Ezra led the way to rebuild the sacrificial Altar at the Temple and the Jews celebrated Sukkot, the Feast of the Tabernacles [Ezra 2, 3] . Within a few more months the foundation was laid for a new Temple; but, upon seeing its meager size only a few were joyful. Those older men, who remembered the grandeur of Solomon’s Temple (the first Temple), wept over the modest structure they were building. Work continued on the Temple and on the city walls but it was continually slowed and sabotaged by various groups who were unhappy with what they felt was the haughty attitude of the newcomers. Work ground to a halt for 15 years [Ezra 4] . In 522 BC, King Darius found his way to the throne of Persia and was as sympathetic to the

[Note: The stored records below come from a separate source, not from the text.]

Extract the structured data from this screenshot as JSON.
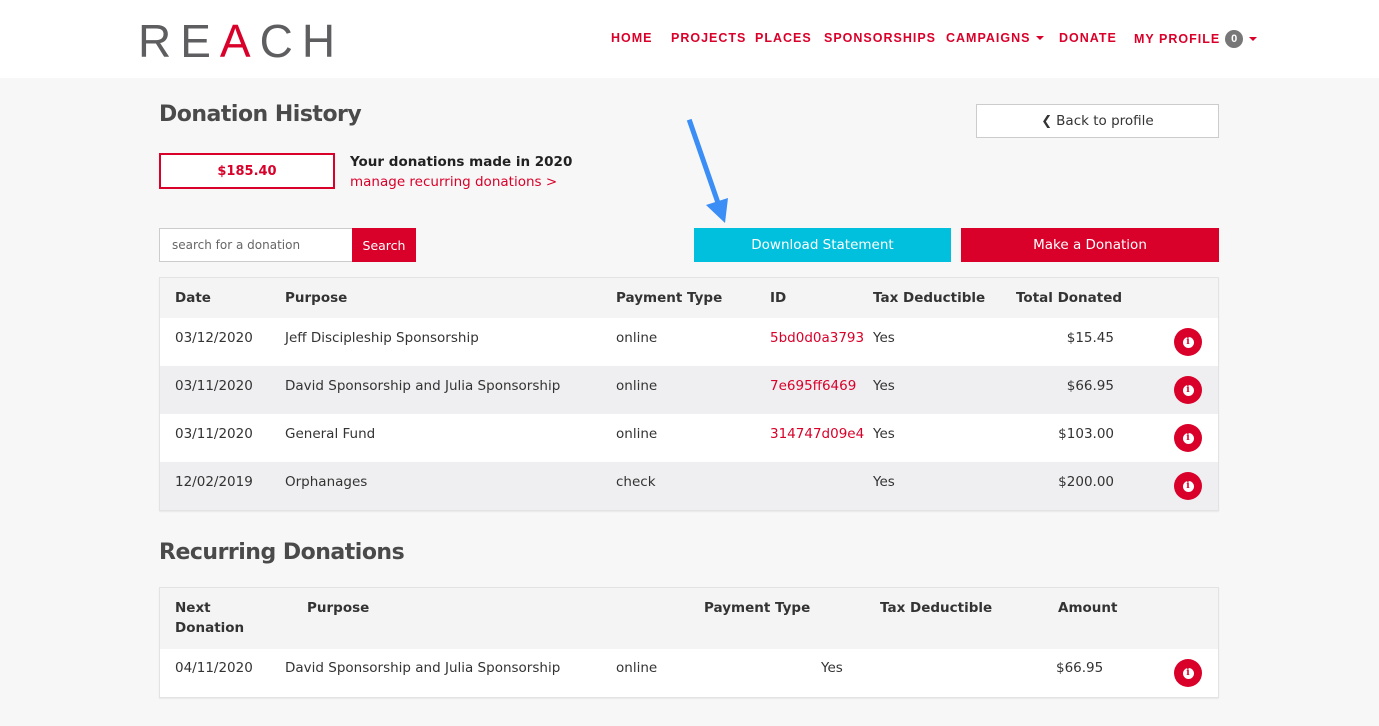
{
  "brand": {
    "logo_pre": "RE",
    "logo_a": "A",
    "logo_post": "CH",
    "accent_color": "#d9002a",
    "cyan_color": "#00c0dd"
  },
  "nav": {
    "items": [
      {
        "label": "HOME"
      },
      {
        "label": "PROJECTS"
      },
      {
        "label": "PLACES"
      },
      {
        "label": "SPONSORSHIPS"
      },
      {
        "label": "CAMPAIGNS",
        "dropdown": true
      },
      {
        "label": "DONATE"
      },
      {
        "label": "MY PROFILE",
        "dropdown": true,
        "badge": "0"
      }
    ]
  },
  "page": {
    "title": "Donation History",
    "back_label": "Back to profile",
    "total_amount": "$185.40",
    "total_label": "Your donations made in 2020",
    "manage_link": "manage recurring donations >",
    "search_placeholder": "search for a donation",
    "search_button": "Search",
    "download_button": "Download Statement",
    "donate_button": "Make a Donation"
  },
  "history": {
    "headers": [
      "Date",
      "Purpose",
      "Payment Type",
      "ID",
      "Tax Deductible",
      "Total Donated"
    ],
    "rows": [
      {
        "date": "03/12/2020",
        "purpose": "Jeff Discipleship Sponsorship",
        "payment": "online",
        "id": "5bd0d0a3793",
        "tax": "Yes",
        "total": "$15.45"
      },
      {
        "date": "03/11/2020",
        "purpose": "David Sponsorship and Julia Sponsorship",
        "payment": "online",
        "id": "7e695ff6469",
        "tax": "Yes",
        "total": "$66.95"
      },
      {
        "date": "03/11/2020",
        "purpose": "General Fund",
        "payment": "online",
        "id": "314747d09e4",
        "tax": "Yes",
        "total": "$103.00"
      },
      {
        "date": "12/02/2019",
        "purpose": "Orphanages",
        "payment": "check",
        "id": "",
        "tax": "Yes",
        "total": "$200.00"
      }
    ]
  },
  "recurring": {
    "title": "Recurring Donations",
    "headers": [
      "Next",
      "Donation",
      "Purpose",
      "Payment Type",
      "Tax Deductible",
      "Amount"
    ],
    "rows": [
      {
        "date": "04/11/2020",
        "purpose": "David Sponsorship and Julia Sponsorship",
        "payment": "online",
        "tax": "Yes",
        "amount": "$66.95"
      }
    ]
  },
  "icons": {
    "info": "info-circle-icon",
    "back": "chevron-left-icon",
    "caret": "caret-down-icon",
    "annotation": "arrow-annotation-icon"
  }
}
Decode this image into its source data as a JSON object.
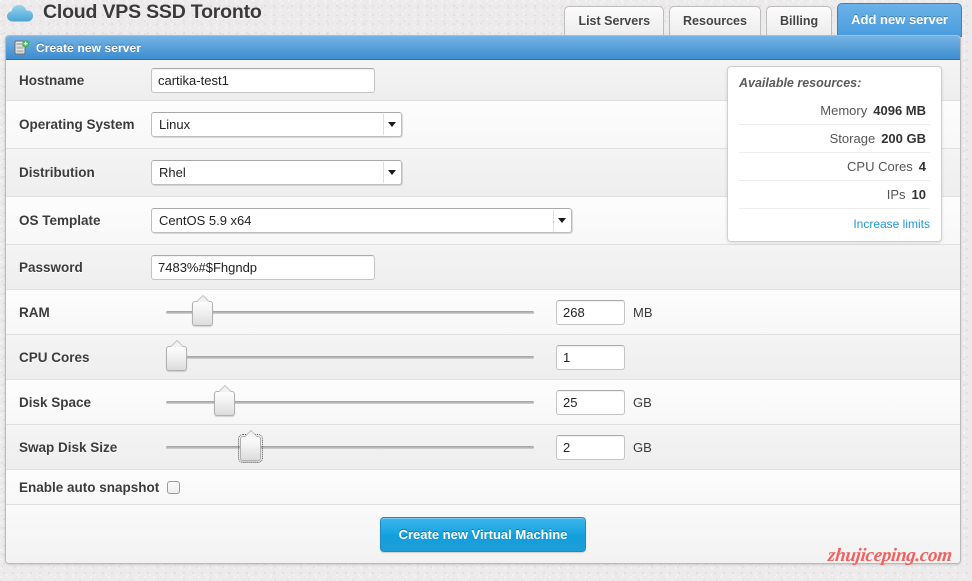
{
  "header": {
    "brand_title": "Cloud VPS SSD Toronto",
    "logo_icon": "cloud-icon",
    "tabs": [
      {
        "label": "List Servers",
        "active": false
      },
      {
        "label": "Resources",
        "active": false
      },
      {
        "label": "Billing",
        "active": false
      },
      {
        "label": "Add new server",
        "active": true
      }
    ]
  },
  "panel": {
    "title": "Create new server",
    "icon": "server-add-icon"
  },
  "form": {
    "hostname": {
      "label": "Hostname",
      "value": "cartika-test1"
    },
    "operating_system": {
      "label": "Operating System",
      "value": "Linux"
    },
    "distribution": {
      "label": "Distribution",
      "value": "Rhel"
    },
    "os_template": {
      "label": "OS Template",
      "value": "CentOS 5.9 x64"
    },
    "password": {
      "label": "Password",
      "value": "7483%#$Fhgndp"
    },
    "ram": {
      "label": "RAM",
      "value": "268",
      "unit": "MB",
      "slider_pct": 7
    },
    "cpu_cores": {
      "label": "CPU Cores",
      "value": "1",
      "unit": "",
      "slider_pct": 0
    },
    "disk_space": {
      "label": "Disk Space",
      "value": "25",
      "unit": "GB",
      "slider_pct": 13
    },
    "swap_disk_size": {
      "label": "Swap Disk Size",
      "value": "2",
      "unit": "GB",
      "slider_pct": 20
    },
    "auto_snapshot": {
      "label": "Enable auto snapshot",
      "checked": false
    },
    "submit_label": "Create new Virtual Machine"
  },
  "resources": {
    "title": "Available resources:",
    "items": [
      {
        "label": "Memory",
        "value": "4096 MB"
      },
      {
        "label": "Storage",
        "value": "200 GB"
      },
      {
        "label": "CPU Cores",
        "value": "4"
      },
      {
        "label": "IPs",
        "value": "10"
      }
    ],
    "link_label": "Increase limits"
  },
  "watermark": {
    "text": "zhujiceping.com"
  },
  "colors": {
    "accent_blue": "#4a9cdd",
    "panel_header_blue": "#3d8dd0",
    "primary_button": "#17a3e0",
    "link_blue": "#2196dd",
    "watermark_red": "#f0625f"
  }
}
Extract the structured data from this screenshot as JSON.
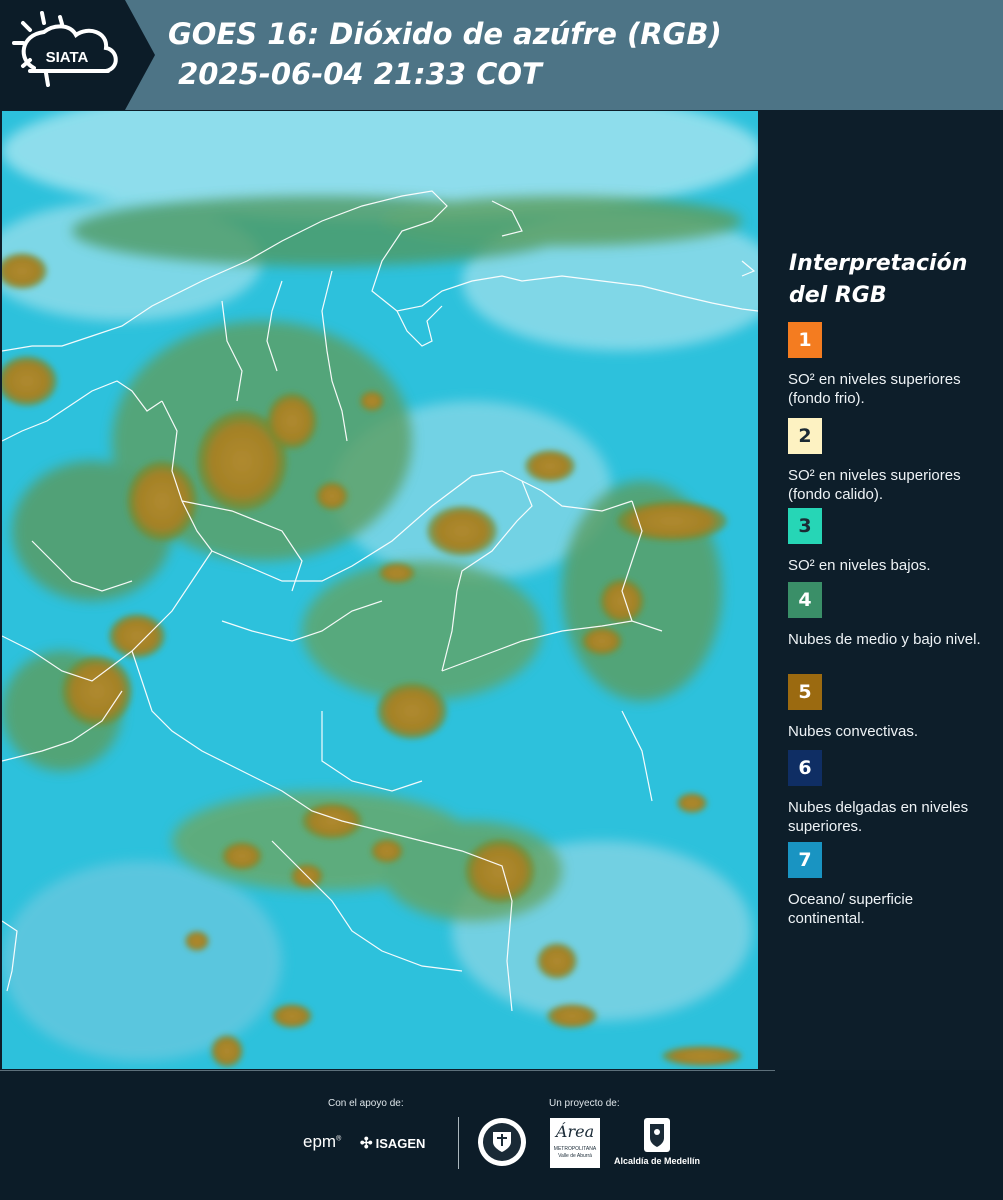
{
  "header": {
    "logo_text": "SIATA",
    "title": "GOES 16: Dióxido de azúfre (RGB)\n 2025-06-04 21:33 COT"
  },
  "legend": {
    "title": "Interpretación\ndel RGB",
    "items": [
      {
        "number": "1",
        "text": "SO² en niveles superiores (fondo frio).",
        "color": "#f47c20",
        "text_color": "#ffffff"
      },
      {
        "number": "2",
        "text": "SO² en niveles superiores (fondo calido).",
        "color": "#fdf2c2",
        "text_color": "#1b2a33"
      },
      {
        "number": "3",
        "text": "SO² en niveles bajos.",
        "color": "#26d6b6",
        "text_color": "#1b2a33"
      },
      {
        "number": "4",
        "text": "Nubes de medio y bajo nivel.",
        "color": "#3a8f68",
        "text_color": "#ffffff"
      },
      {
        "number": "5",
        "text": "Nubes convectivas.",
        "color": "#9b6a10",
        "text_color": "#ffffff"
      },
      {
        "number": "6",
        "text": "Nubes delgadas en niveles superiores.",
        "color": "#0f2e64",
        "text_color": "#ffffff"
      },
      {
        "number": "7",
        "text": "Oceano/ superficie continental.",
        "color": "#1994c2",
        "text_color": "#ffffff"
      }
    ]
  },
  "footer": {
    "support_label": "Con el apoyo de:",
    "project_label": "Un proyecto de:",
    "epm_logo": "epm",
    "isagen_logo": "ISAGEN",
    "area_logo": "Área",
    "area_subtitle": "METROPOLITANA Valle de Aburrá",
    "alcaldia_label": "Alcaldía de Medellín",
    "medellin_seal": "MEDELLÍN"
  },
  "colors": {
    "header_bg": "#4d7486",
    "dark_bg": "#0c1c28",
    "map_surface": "#2ec3de",
    "convective_cloud": "#a98a2a"
  }
}
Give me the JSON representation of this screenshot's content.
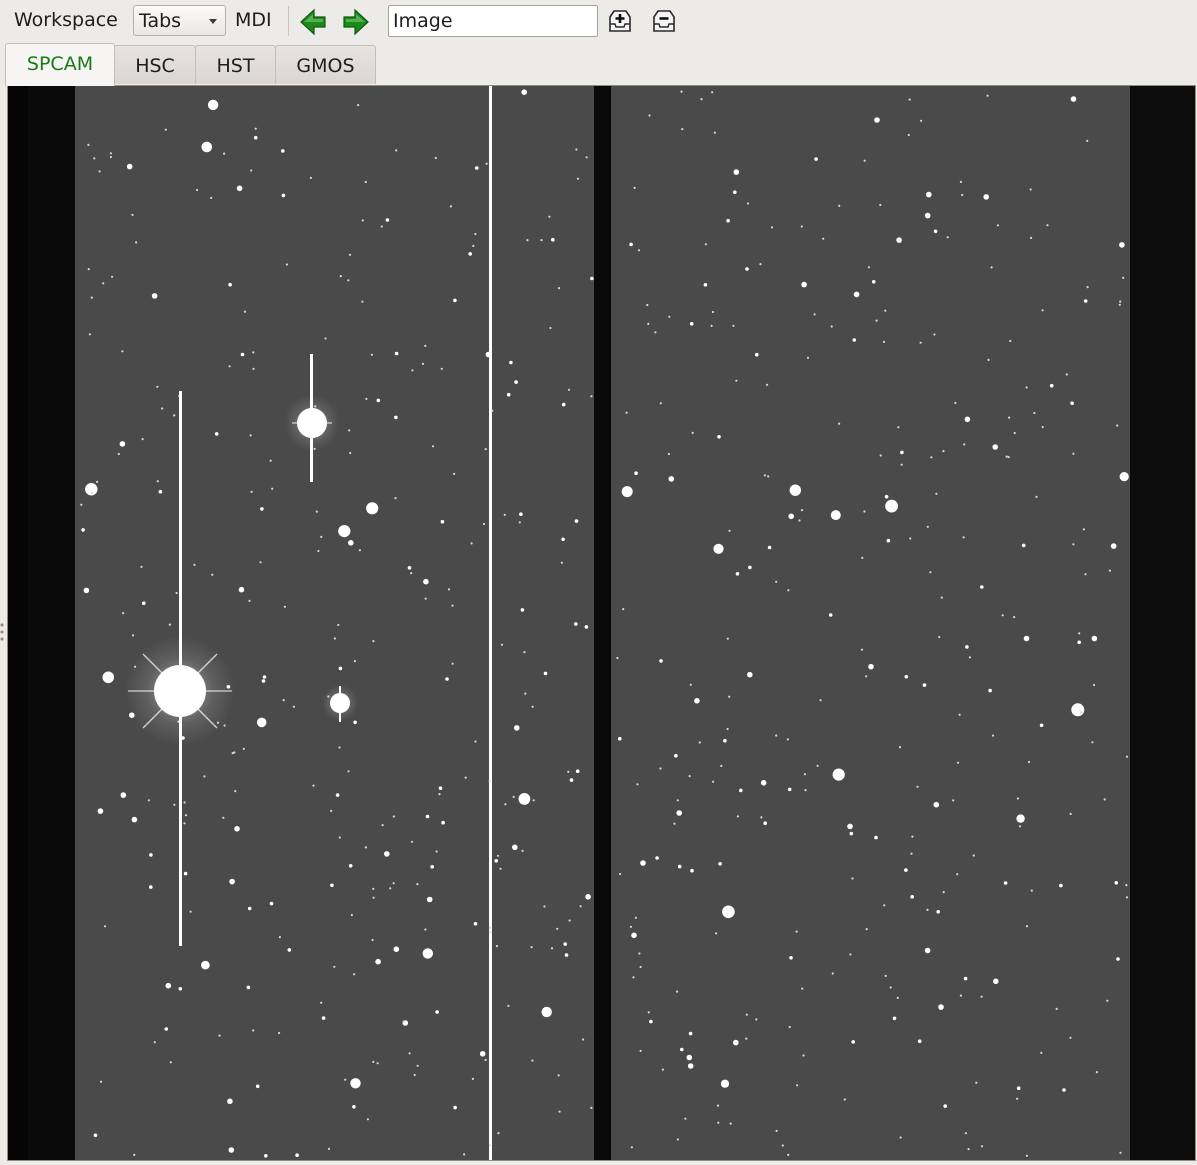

Jews as was the former King, Cyrus. A second wave of Babylonian Jews decided to migrate back to Judah. Under the encouragement of the prophets Haggai and Zechariah, work on the Temple was resumed. King Darius ordered the Temple to be completed and even used Persian treasury money to help. Soon the Temple was completed [Ezra 5, 6] but it took many more years, and the strong leadership of Nehemiah, to fully restore the walls and buildings of Jerusalem. THE WORLD BECOMES GREEK

We now enter the 400 year Inter-Testamental Period, also known today as the “silent” period.

The Biblical books of Ezra and Nehemiah are the last of the historical documents of the Old Testament. Not until just before the birth of Christ, and the beginning books of the New Testament, can we once again turn to the Bible for information on the progress of the Jews. This silent period is actually covered by what we today call the Apocrypha, but it was removed from Protestant Bibles in the 1800s at the behest of the British and American Bible Societies. It’s about 440 BC, and Yerushalayim (Jerusalem) is once again a bustling Jewish city. The

Greeks had emerged from their “dark age”, and become a dynamic and influential society in the region; they would eventually displace Persia as the rulers of the world. Hundreds of Greek cities had been built throughout the Mediterranean region, with new settlements sprouting up in every direction. Each Greek city of any consequence was an independent, walled city-state. 12 / 13

The foundation of each city was family and their own gods. We know of the Greeks as intellectuals, pragmatic thinkers, societal experimenters, and innovators. They were also, at once, equal parts deep religionists and mystical sorcerers; a strange combination of the rational and irrational, that was widely adopted throughout the Greek and Roman empires. Key to understanding this time in history is grasping that the Greek culture was a way of life

desired and imitated by most nations in the Middle East, Asia Minor, and those nations surrounding the Mediterranean Sea; even reaching to the eastern parts of Europe. The concept is not unlike the desire we see in so many nations today for what we loosely call “Western Culture”, with its capitalism, democracy, religious freedoms, and all-devouring desire for wealth and personal comforts. Next week we’ll resume with the conquests of Alexander the Great, who changed the world in

dramatic fashion.